## Material supplied
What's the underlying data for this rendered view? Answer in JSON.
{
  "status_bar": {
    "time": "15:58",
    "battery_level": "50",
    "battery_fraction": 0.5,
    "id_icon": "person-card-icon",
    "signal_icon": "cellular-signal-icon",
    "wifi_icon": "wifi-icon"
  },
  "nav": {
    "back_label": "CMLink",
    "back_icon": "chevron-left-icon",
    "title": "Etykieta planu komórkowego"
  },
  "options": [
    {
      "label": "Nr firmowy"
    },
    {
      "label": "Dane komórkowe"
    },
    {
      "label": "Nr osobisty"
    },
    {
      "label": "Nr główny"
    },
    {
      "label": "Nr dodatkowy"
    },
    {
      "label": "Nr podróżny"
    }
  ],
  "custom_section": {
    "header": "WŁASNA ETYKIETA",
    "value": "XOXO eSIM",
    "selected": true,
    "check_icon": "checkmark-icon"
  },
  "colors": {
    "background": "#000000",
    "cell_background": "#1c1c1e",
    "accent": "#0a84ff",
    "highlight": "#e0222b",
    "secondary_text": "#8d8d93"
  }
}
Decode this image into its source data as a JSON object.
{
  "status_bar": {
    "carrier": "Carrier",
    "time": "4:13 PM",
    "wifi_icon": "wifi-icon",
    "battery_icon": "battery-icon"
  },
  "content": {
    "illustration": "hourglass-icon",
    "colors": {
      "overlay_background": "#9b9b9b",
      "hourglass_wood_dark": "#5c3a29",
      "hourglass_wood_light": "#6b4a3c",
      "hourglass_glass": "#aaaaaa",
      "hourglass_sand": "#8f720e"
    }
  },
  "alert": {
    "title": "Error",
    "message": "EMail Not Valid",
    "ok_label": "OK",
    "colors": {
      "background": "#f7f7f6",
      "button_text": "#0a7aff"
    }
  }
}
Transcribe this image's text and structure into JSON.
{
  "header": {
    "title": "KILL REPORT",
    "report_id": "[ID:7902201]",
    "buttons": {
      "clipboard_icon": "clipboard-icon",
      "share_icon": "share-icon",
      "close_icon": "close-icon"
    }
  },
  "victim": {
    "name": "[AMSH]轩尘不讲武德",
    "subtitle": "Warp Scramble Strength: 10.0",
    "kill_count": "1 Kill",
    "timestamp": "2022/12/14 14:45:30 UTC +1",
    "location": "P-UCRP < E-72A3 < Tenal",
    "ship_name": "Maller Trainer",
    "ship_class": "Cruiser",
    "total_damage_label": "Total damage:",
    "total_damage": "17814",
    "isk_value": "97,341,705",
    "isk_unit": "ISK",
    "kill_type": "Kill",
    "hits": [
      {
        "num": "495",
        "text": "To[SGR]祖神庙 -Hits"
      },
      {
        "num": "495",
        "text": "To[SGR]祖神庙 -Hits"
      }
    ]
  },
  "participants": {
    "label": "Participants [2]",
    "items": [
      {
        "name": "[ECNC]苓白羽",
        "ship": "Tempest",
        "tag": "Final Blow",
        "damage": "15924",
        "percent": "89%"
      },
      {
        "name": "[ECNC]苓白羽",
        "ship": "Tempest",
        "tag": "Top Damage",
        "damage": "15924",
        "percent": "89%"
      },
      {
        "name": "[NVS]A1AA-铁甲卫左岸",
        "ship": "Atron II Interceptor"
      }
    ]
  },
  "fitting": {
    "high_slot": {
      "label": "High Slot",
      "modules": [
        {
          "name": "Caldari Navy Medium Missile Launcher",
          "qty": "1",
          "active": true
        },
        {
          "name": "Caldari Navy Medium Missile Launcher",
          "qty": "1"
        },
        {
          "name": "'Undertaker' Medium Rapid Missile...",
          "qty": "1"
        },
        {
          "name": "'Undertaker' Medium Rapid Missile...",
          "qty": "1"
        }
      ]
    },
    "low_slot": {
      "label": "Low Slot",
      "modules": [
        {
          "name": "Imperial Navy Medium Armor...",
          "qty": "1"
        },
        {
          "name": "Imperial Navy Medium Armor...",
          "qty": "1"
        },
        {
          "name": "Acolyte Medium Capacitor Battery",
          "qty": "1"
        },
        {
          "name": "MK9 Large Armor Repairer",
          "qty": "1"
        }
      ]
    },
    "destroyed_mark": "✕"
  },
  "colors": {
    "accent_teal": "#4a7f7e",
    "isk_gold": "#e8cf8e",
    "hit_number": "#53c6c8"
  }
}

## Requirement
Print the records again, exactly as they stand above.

## Result of this task
What's the underlying data for this rendered view? Answer in JSON.
{
  "status_bar": {
    "time": "15:58",
    "battery_level": "50",
    "battery_fraction": 0.5,
    "id_icon": "person-card-icon",
    "signal_icon": "cellular-signal-icon",
    "wifi_icon": "wifi-icon"
  },
  "nav": {
    "back_label": "CMLink",
    "back_icon": "chevron-left-icon",
    "title": "Etykieta planu komórkowego"
  },
  "options": [
    {
      "label": "Nr firmowy"
    },
    {
      "label": "Dane komórkowe"
    },
    {
      "label": "Nr osobisty"
    },
    {
      "label": "Nr główny"
    },
    {
      "label": "Nr dodatkowy"
    },
    {
      "label": "Nr podróżny"
    }
  ],
  "custom_section": {
    "header": "WŁASNA ETYKIETA",
    "value": "XOXO eSIM",
    "selected": true,
    "check_icon": "checkmark-icon"
  },
  "colors": {
    "background": "#000000",
    "cell_background": "#1c1c1e",
    "accent": "#0a84ff",
    "highlight": "#e0222b",
    "secondary_text": "#8d8d93"
  }
}
Decode this image into its source data as a JSON object.
{
  "status_bar": {
    "carrier": "Carrier",
    "time": "4:13 PM",
    "wifi_icon": "wifi-icon",
    "battery_icon": "battery-icon"
  },
  "content": {
    "illustration": "hourglass-icon",
    "colors": {
      "overlay_background": "#9b9b9b",
      "hourglass_wood_dark": "#5c3a29",
      "hourglass_wood_light": "#6b4a3c",
      "hourglass_glass": "#aaaaaa",
      "hourglass_sand": "#8f720e"
    }
  },
  "alert": {
    "title": "Error",
    "message": "EMail Not Valid",
    "ok_label": "OK",
    "colors": {
      "background": "#f7f7f6",
      "button_text": "#0a7aff"
    }
  }
}
Transcribe this image's text and structure into JSON.
{
  "header": {
    "title": "KILL REPORT",
    "report_id": "[ID:7902201]",
    "buttons": {
      "clipboard_icon": "clipboard-icon",
      "share_icon": "share-icon",
      "close_icon": "close-icon"
    }
  },
  "victim": {
    "name": "[AMSH]轩尘不讲武德",
    "subtitle": "Warp Scramble Strength: 10.0",
    "kill_count": "1 Kill",
    "timestamp": "2022/12/14 14:45:30 UTC +1",
    "location": "P-UCRP < E-72A3 < Tenal",
    "ship_name": "Maller Trainer",
    "ship_class": "Cruiser",
    "total_damage_label": "Total damage:",
    "total_damage": "17814",
    "isk_value": "97,341,705",
    "isk_unit": "ISK",
    "kill_type": "Kill",
    "hits": [
      {
        "num": "495",
        "text": "To[SGR]祖神庙 -Hits"
      },
      {
        "num": "495",
        "text": "To[SGR]祖神庙 -Hits"
      }
    ]
  },
  "participants": {
    "label": "Participants [2]",
    "items": [
      {
        "name": "[ECNC]苓白羽",
        "ship": "Tempest",
        "tag": "Final Blow",
        "damage": "15924",
        "percent": "89%"
      },
      {
        "name": "[ECNC]苓白羽",
        "ship": "Tempest",
        "tag": "Top Damage",
        "damage": "15924",
        "percent": "89%"
      },
      {
        "name": "[NVS]A1AA-铁甲卫左岸",
        "ship": "Atron II Interceptor"
      }
    ]
  },
  "fitting": {
    "high_slot": {
      "label": "High Slot",
      "modules": [
        {
          "name": "Caldari Navy Medium Missile Launcher",
          "qty": "1",
          "active": true
        },
        {
          "name": "Caldari Navy Medium Missile Launcher",
          "qty": "1"
        },
        {
          "name": "'Undertaker' Medium Rapid Missile...",
          "qty": "1"
        },
        {
          "name": "'Undertaker' Medium Rapid Missile...",
          "qty": "1"
        }
      ]
    },
    "low_slot": {
      "label": "Low Slot",
      "modules": [
        {
          "name": "Imperial Navy Medium Armor...",
          "qty": "1"
        },
        {
          "name": "Imperial Navy Medium Armor...",
          "qty": "1"
        },
        {
          "name": "Acolyte Medium Capacitor Battery",
          "qty": "1"
        },
        {
          "name": "MK9 Large Armor Repairer",
          "qty": "1"
        }
      ]
    },
    "destroyed_mark": "✕"
  },
  "colors": {
    "accent_teal": "#4a7f7e",
    "isk_gold": "#e8cf8e",
    "hit_number": "#53c6c8"
  }
}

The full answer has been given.